Tuesday, 15 April 2008



It's like dandruff, only sheep-scented.

Unfortunately one of the dark coloured fleeces I bought recently seems to have it. It shows up as little white specks near the base of each lock, apparently - this is according to a description in one of the online spinning groups I belong to. It's caused by mites on the sheep, I think. It doesn't wash out very easily, and the general consensus on the spinning group was that you can never get all of it out, and combing will get the most out of all preparation methods.

However, all is not lost. I've contacted the farmer and she was very apologetic, and offered to send me a new fleece! She says she will check this one over double-thoroughly to make sure there are no problems and that she will also have a word with their shearer.

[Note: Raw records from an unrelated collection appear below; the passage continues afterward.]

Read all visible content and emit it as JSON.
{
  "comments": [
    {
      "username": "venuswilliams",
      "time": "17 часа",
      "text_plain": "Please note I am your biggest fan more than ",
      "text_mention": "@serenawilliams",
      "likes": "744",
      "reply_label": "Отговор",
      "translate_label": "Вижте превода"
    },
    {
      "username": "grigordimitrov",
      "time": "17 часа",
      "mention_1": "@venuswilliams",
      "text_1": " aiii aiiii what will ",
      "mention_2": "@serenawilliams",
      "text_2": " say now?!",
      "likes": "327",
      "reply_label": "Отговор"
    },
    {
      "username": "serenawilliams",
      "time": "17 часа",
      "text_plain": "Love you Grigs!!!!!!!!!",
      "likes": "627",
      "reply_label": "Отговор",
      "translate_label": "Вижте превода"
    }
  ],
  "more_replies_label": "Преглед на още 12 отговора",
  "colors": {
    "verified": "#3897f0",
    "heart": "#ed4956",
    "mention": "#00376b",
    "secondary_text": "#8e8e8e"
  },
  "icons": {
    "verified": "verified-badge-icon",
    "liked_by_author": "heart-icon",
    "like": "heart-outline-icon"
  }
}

I'm going to send samples of the afflicted fleece (in lock, batt, and yarn forms) to show her what I found. I think it's entirely a case of something being accidentally overlooked and I am very pleased with the response of the seller. Which is why I am not identifying the breed or the farmer!

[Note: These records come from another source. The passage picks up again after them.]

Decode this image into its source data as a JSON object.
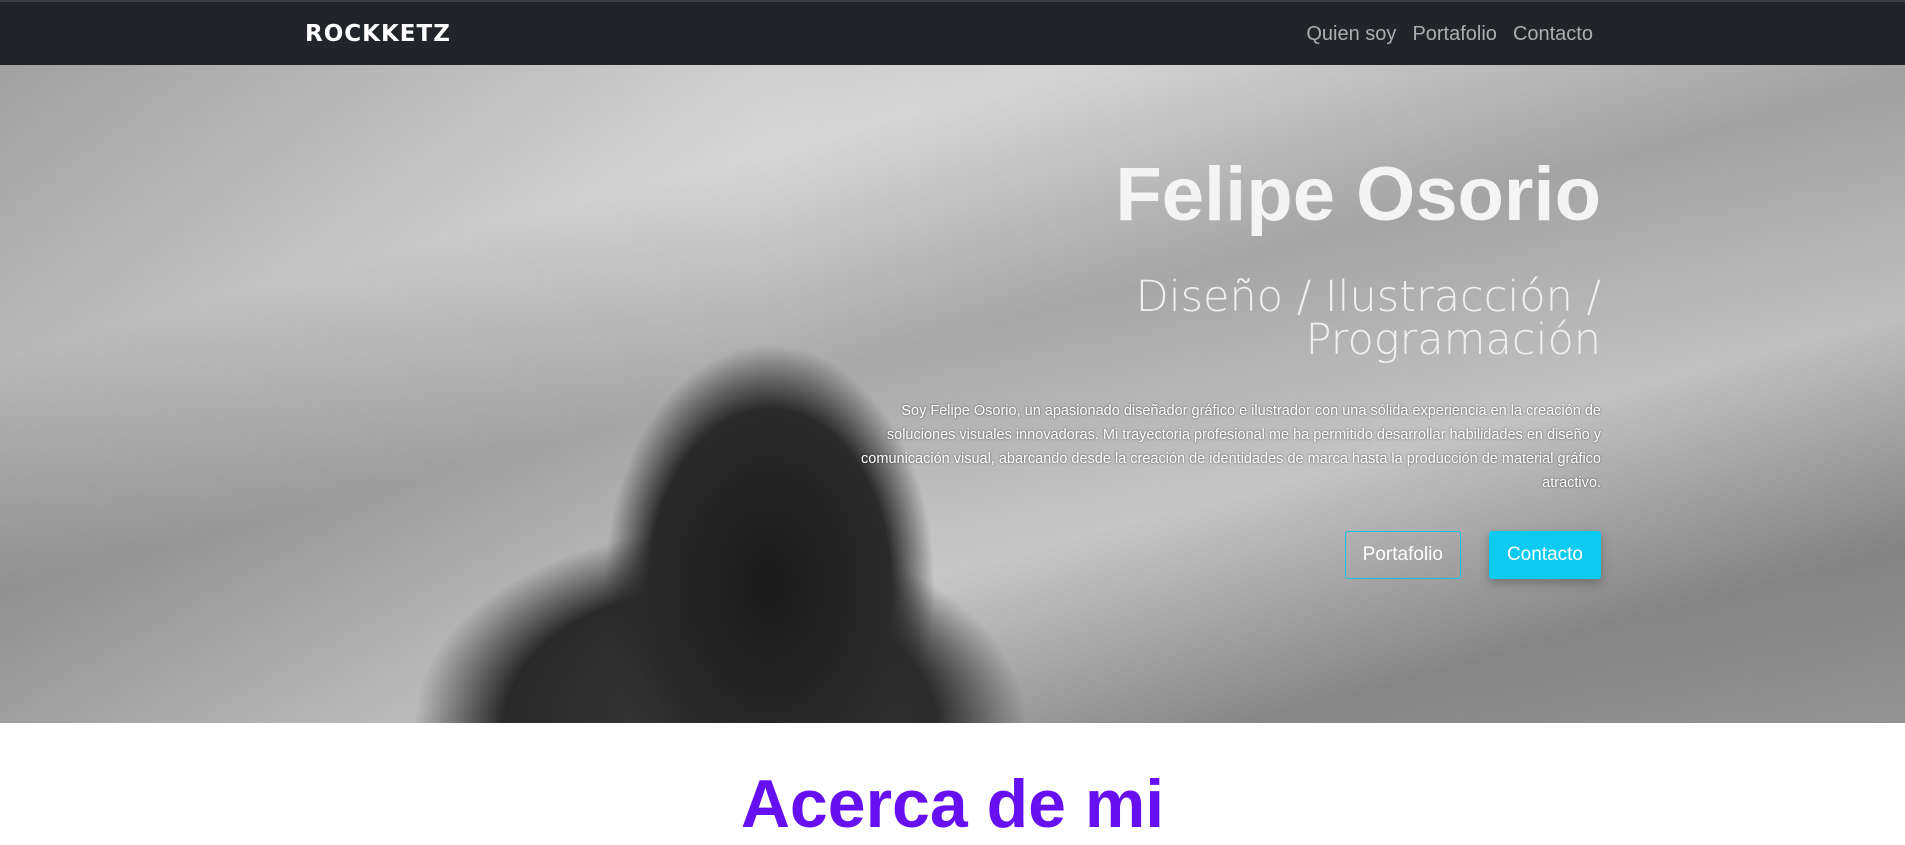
{
  "navbar": {
    "brand": "ROCKKETZ",
    "links": [
      "Quien soy",
      "Portafolio",
      "Contacto"
    ]
  },
  "hero": {
    "title": "Felipe Osorio",
    "subtitle": "Diseño / Ilustracción / Programación",
    "description": "Soy Felipe Osorio, un apasionado diseñador gráfico e ilustrador con una sólida experiencia en la creación de soluciones visuales innovadoras. Mi trayectoria profesional me ha permitido desarrollar habilidades en diseño y comunicación visual, abarcando desde la creación de identidades de marca hasta la producción de material gráfico atractivo.",
    "buttons": {
      "portfolio": "Portafolio",
      "contact": "Contacto"
    }
  },
  "about": {
    "title": "Acerca de mi"
  },
  "colors": {
    "navbar_bg": "#212529",
    "accent_cyan": "#0dcaf0",
    "heading_purple": "#6610f2"
  }
}
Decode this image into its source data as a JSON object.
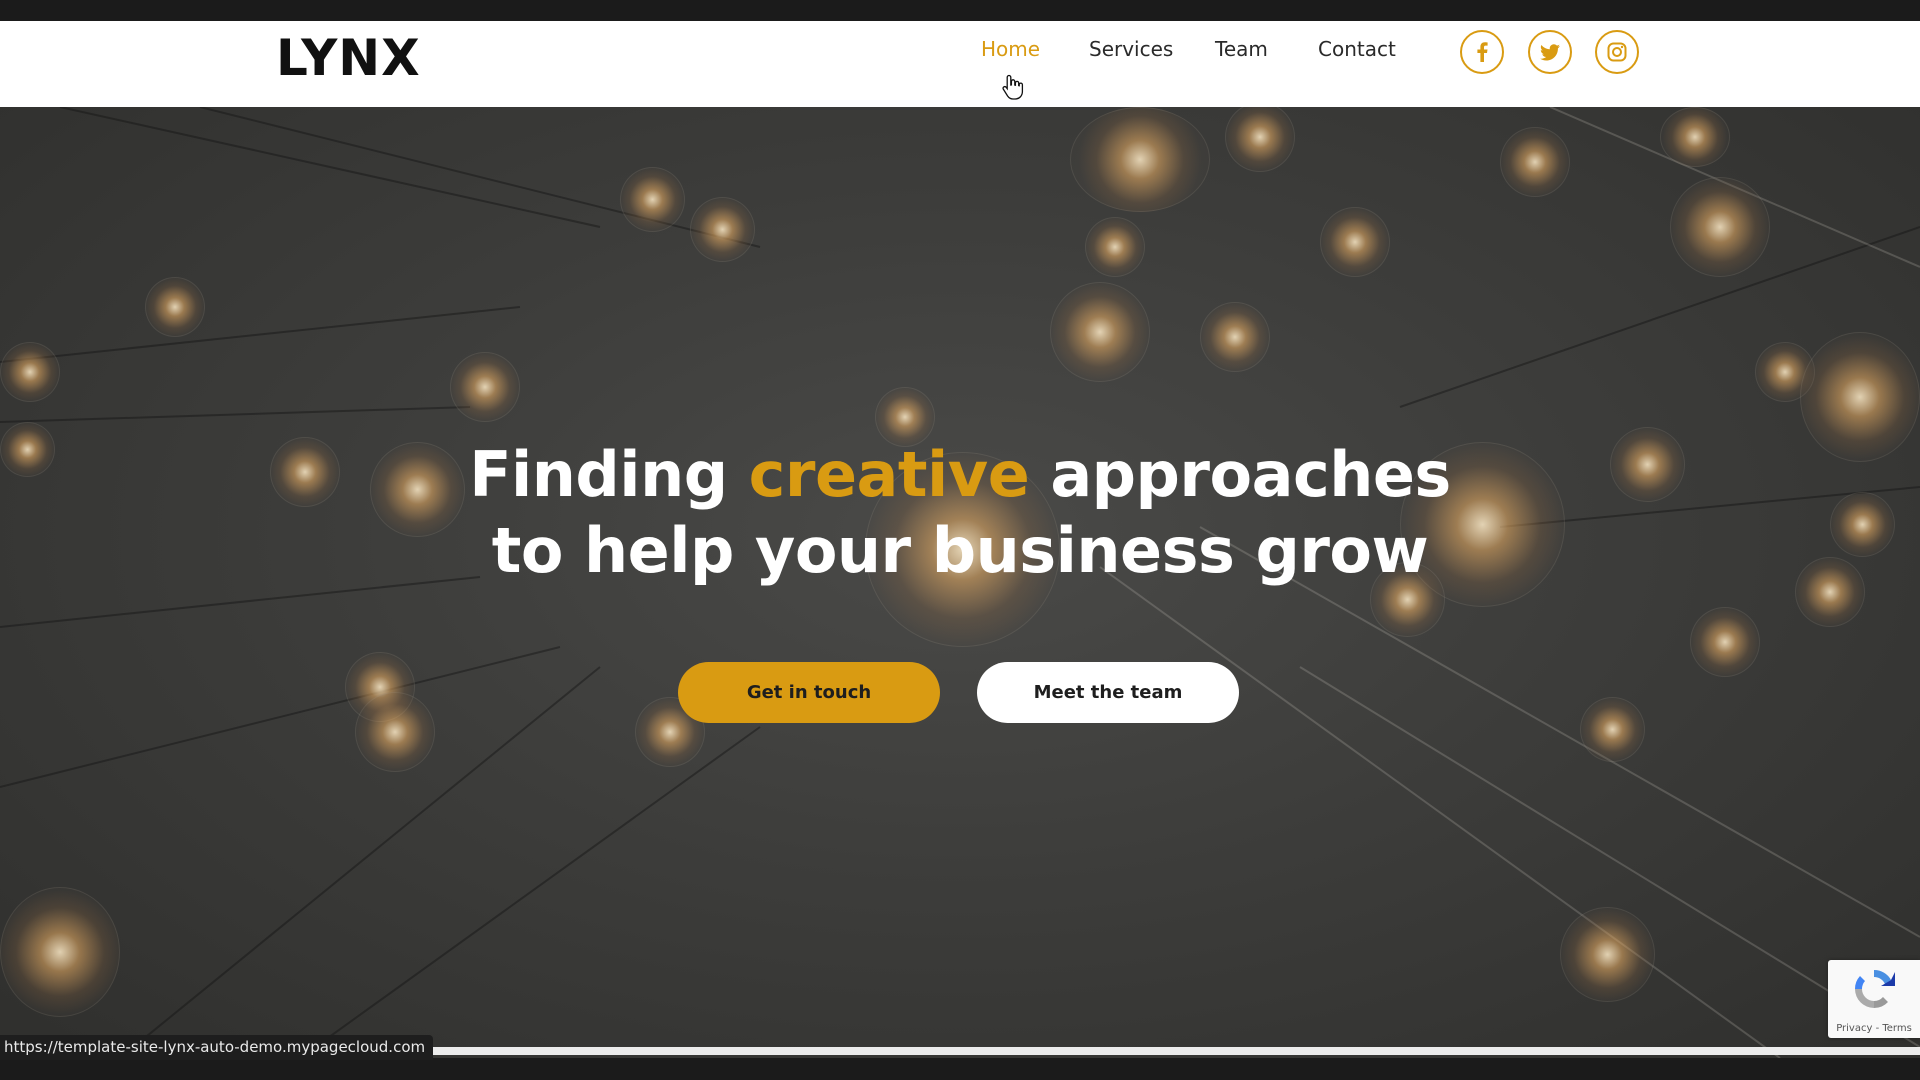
{
  "brand": {
    "logo_text": "LYNX"
  },
  "nav": {
    "items": [
      {
        "label": "Home",
        "active": true
      },
      {
        "label": "Services",
        "active": false
      },
      {
        "label": "Team",
        "active": false
      },
      {
        "label": "Contact",
        "active": false
      }
    ],
    "social": [
      {
        "icon": "facebook-icon"
      },
      {
        "icon": "twitter-icon"
      },
      {
        "icon": "instagram-icon"
      }
    ]
  },
  "hero": {
    "headline_pre": "Finding ",
    "headline_accent": "creative",
    "headline_post_line1": " approaches",
    "headline_line2": "to help your business grow",
    "primary_button": "Get in touch",
    "secondary_button": "Meet the team"
  },
  "status_bar": {
    "url": "https://template-site-lynx-auto-demo.mypagecloud.com"
  },
  "recaptcha": {
    "terms": "Privacy - Terms"
  },
  "colors": {
    "accent": "#d99b12",
    "text_dark": "#2a2a2a",
    "hero_bg": "#3d3d3b"
  }
}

So the moral of the story is, if you think you have a flaky sheep fleece, contact the seller and enquire about it. Chances are they will welcome the opportunity to put things right. Farmers want to keep spinners happy, after all!

As for the scurfy fleece, I'm going to put it aside until I get some wool combs, then try combing each lock to see if I can get the bits to fall out. If that fails I can always use the wool as stuffing!


~~Sittin.n.Spinnin said...

Hi! I remember this conversation on the list, but I dont know if I put in my 2 cents... :)
Before you put lots of money into combs just for this, try flick carding it to get the scurf out. I use hand carders, combs and flicking methods, whichever is appropriate, and I have to say I can't see combs being more effective at removing it than flicking. I have a small cutting board and a dog brush to flick with and it gets just aboout everything out of the locks. Good luck with it!

Elizabeth said...

Thanks, I'll give that a try!

Anonymous said...

The farmer doesn't need to have a word with the shearer, she needs to treat her louse-infested sheep. The shearer has nothing to do with a scurfy fleece.